▶ _What is expected_: Read through the data, and wherever a line holds the word "farmacia", write that line out.

Top of Provided data

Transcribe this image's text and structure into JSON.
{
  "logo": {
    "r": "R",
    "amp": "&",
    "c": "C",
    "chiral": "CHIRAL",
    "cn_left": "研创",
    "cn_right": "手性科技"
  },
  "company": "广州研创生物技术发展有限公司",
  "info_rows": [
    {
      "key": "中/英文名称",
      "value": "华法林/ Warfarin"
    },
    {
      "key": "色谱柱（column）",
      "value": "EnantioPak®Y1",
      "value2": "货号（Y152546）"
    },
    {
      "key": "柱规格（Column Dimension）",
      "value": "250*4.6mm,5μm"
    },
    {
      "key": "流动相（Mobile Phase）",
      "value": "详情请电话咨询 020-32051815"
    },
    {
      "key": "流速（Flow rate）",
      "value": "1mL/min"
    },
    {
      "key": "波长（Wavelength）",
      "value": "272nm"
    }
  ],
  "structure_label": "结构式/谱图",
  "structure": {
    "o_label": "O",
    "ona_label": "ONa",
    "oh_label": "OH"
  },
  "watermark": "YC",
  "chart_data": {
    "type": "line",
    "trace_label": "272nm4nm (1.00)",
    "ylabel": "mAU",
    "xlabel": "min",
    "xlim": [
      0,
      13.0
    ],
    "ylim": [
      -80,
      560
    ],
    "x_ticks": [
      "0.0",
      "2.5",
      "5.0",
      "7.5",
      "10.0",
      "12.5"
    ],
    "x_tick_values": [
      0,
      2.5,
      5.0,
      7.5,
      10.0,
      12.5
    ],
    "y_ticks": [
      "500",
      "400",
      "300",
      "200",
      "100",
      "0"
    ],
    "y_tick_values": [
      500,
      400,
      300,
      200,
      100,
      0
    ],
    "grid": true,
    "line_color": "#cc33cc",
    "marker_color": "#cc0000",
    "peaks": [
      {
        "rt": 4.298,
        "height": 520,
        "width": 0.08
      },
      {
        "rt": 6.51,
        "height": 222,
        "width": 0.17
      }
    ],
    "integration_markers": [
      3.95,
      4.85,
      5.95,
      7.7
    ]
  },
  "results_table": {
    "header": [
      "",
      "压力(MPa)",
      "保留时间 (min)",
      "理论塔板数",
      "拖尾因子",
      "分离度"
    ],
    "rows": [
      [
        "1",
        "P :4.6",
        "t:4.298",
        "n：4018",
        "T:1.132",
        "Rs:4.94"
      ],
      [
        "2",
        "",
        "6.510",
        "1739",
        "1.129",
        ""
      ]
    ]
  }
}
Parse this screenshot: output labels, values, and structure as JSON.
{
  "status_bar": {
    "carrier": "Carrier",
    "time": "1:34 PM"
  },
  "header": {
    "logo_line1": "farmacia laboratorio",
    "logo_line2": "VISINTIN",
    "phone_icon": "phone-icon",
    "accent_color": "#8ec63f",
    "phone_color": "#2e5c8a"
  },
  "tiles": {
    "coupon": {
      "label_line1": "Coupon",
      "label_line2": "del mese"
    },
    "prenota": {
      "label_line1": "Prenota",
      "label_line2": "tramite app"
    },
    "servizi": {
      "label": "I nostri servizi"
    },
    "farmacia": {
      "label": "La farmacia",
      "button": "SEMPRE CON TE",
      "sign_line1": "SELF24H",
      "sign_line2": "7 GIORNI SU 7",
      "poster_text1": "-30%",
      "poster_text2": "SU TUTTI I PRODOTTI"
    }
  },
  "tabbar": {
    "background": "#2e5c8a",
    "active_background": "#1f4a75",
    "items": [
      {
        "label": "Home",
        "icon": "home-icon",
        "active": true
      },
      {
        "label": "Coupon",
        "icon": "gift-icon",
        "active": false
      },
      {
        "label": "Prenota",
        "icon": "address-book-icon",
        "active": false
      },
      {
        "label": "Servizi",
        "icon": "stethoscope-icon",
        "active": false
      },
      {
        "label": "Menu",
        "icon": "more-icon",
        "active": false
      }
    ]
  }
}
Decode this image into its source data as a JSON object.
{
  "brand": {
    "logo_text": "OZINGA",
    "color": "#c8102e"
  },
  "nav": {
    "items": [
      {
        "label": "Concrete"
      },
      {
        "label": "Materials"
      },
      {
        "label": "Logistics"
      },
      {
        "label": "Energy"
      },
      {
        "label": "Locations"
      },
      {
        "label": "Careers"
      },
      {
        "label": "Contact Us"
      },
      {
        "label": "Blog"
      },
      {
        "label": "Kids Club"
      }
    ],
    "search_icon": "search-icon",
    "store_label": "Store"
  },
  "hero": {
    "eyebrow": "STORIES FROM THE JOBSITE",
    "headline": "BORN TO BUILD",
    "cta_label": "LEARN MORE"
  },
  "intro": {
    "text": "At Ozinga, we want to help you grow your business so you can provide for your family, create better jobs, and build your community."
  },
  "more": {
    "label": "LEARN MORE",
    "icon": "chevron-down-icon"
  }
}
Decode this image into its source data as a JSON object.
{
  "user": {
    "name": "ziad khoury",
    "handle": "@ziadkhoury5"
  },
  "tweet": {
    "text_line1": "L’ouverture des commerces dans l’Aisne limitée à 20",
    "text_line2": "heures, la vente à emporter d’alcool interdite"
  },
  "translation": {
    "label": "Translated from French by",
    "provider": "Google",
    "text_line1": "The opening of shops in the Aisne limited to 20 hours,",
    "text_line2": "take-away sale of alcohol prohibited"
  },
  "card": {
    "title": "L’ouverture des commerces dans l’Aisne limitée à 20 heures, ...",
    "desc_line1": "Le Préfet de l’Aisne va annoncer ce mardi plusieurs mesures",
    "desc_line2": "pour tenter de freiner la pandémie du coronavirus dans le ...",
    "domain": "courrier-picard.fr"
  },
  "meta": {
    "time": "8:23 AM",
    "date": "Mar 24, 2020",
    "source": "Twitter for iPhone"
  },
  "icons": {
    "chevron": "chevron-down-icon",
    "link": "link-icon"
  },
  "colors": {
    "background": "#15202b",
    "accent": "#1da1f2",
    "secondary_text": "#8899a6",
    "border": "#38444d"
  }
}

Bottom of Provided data

▶ _Finished task_:
    "logo_line1": "farmacia laboratorio",
    "farmacia": {
      "label": "La farmacia",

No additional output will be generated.